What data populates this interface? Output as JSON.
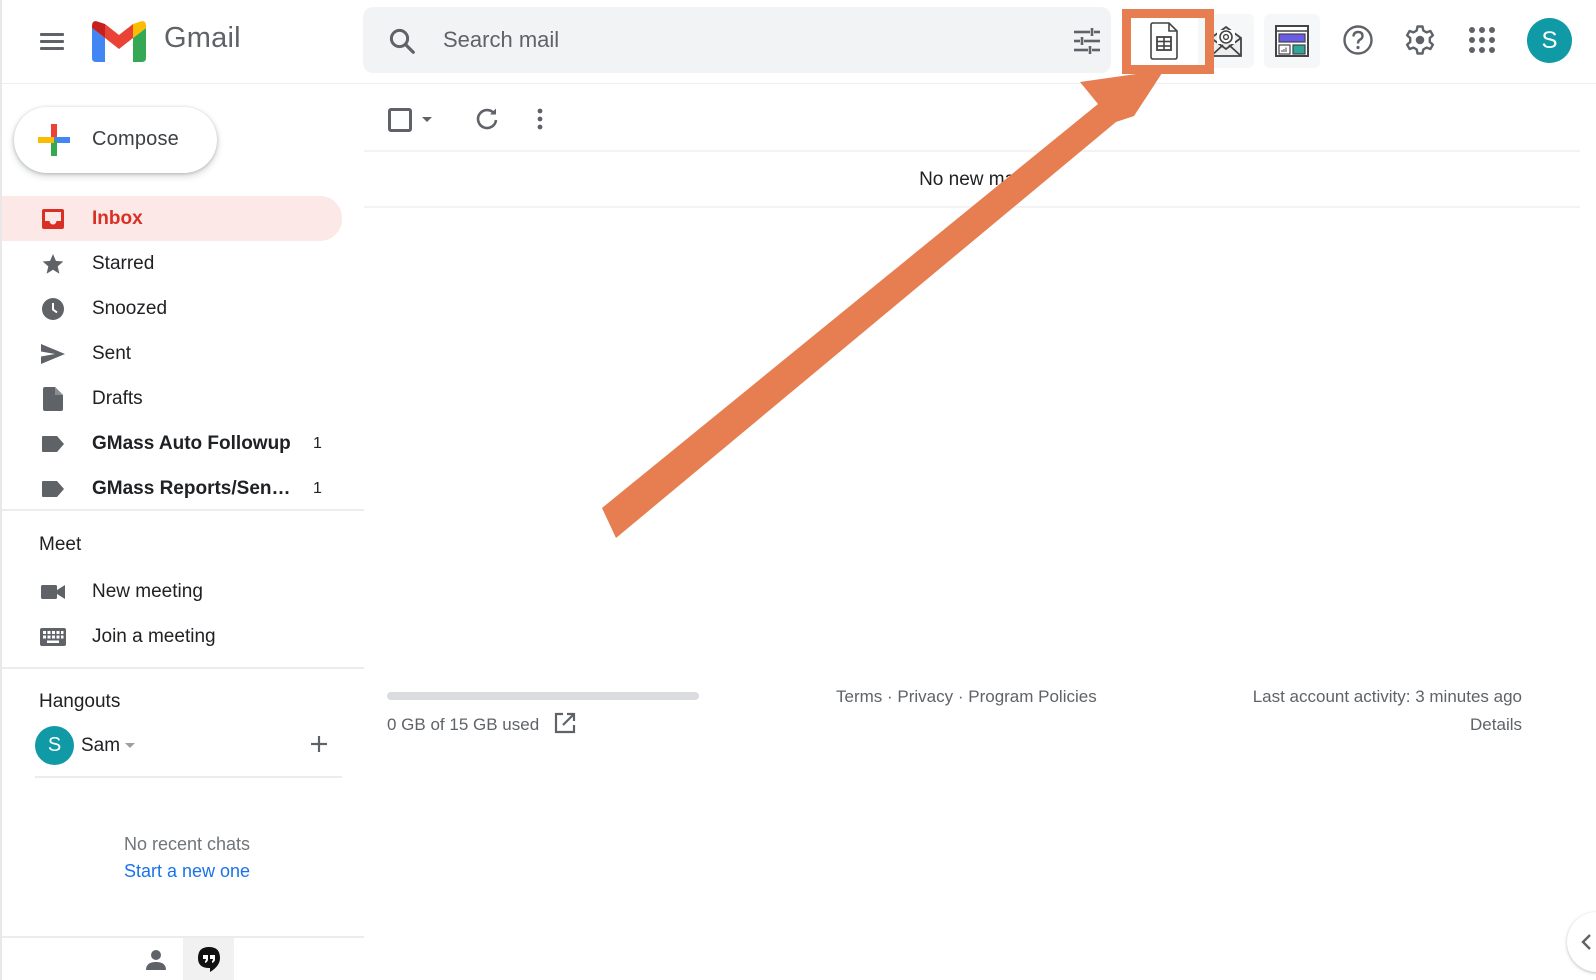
{
  "app": {
    "title": "Gmail",
    "account_initial": "S"
  },
  "search": {
    "placeholder": "Search mail",
    "value": ""
  },
  "header_icons": [
    {
      "name": "sheets-icon",
      "label": "Google Sheets (GMass)",
      "highlighted": true
    },
    {
      "name": "mail-merge-icon",
      "label": "GMass mail"
    },
    {
      "name": "dashboard-icon",
      "label": "GMass dashboard"
    },
    {
      "name": "help-icon",
      "label": "Support"
    },
    {
      "name": "gear-icon",
      "label": "Settings"
    },
    {
      "name": "apps-grid-icon",
      "label": "Google apps"
    }
  ],
  "compose": {
    "label": "Compose"
  },
  "sidebar": {
    "items": [
      {
        "label": "Inbox",
        "icon": "inbox-icon",
        "active": true,
        "count": ""
      },
      {
        "label": "Starred",
        "icon": "star-icon",
        "count": ""
      },
      {
        "label": "Snoozed",
        "icon": "clock-icon",
        "count": ""
      },
      {
        "label": "Sent",
        "icon": "send-icon",
        "count": ""
      },
      {
        "label": "Drafts",
        "icon": "draft-icon",
        "count": ""
      },
      {
        "label": "GMass Auto Followup",
        "icon": "label-icon",
        "bold": true,
        "count": "1"
      },
      {
        "label": "GMass Reports/Sen…",
        "icon": "label-icon",
        "bold": true,
        "count": "1"
      }
    ]
  },
  "meet": {
    "title": "Meet",
    "items": [
      {
        "label": "New meeting",
        "icon": "video-camera-icon"
      },
      {
        "label": "Join a meeting",
        "icon": "keyboard-icon"
      }
    ]
  },
  "hangouts": {
    "title": "Hangouts",
    "user_initial": "S",
    "user_name": "Sam",
    "no_chats": "No recent chats",
    "start_link": "Start a new one"
  },
  "main": {
    "empty_message": "No new mail!",
    "storage_text": "0 GB of 15 GB used",
    "storage_used_fraction": 0.0,
    "footer_links": [
      "Terms",
      "Privacy",
      "Program Policies"
    ],
    "footer_sep": " · ",
    "activity": "Last account activity: 3 minutes ago",
    "details": "Details"
  },
  "annotation": {
    "color": "#e67e51",
    "target": "sheets-icon"
  },
  "colors": {
    "accent_red": "#d93025",
    "inbox_bg": "#fce8e6",
    "avatar": "#0f9aa5",
    "link_blue": "#1a73e8"
  }
}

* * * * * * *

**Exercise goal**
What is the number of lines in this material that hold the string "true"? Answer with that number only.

**Response for this exercise**
4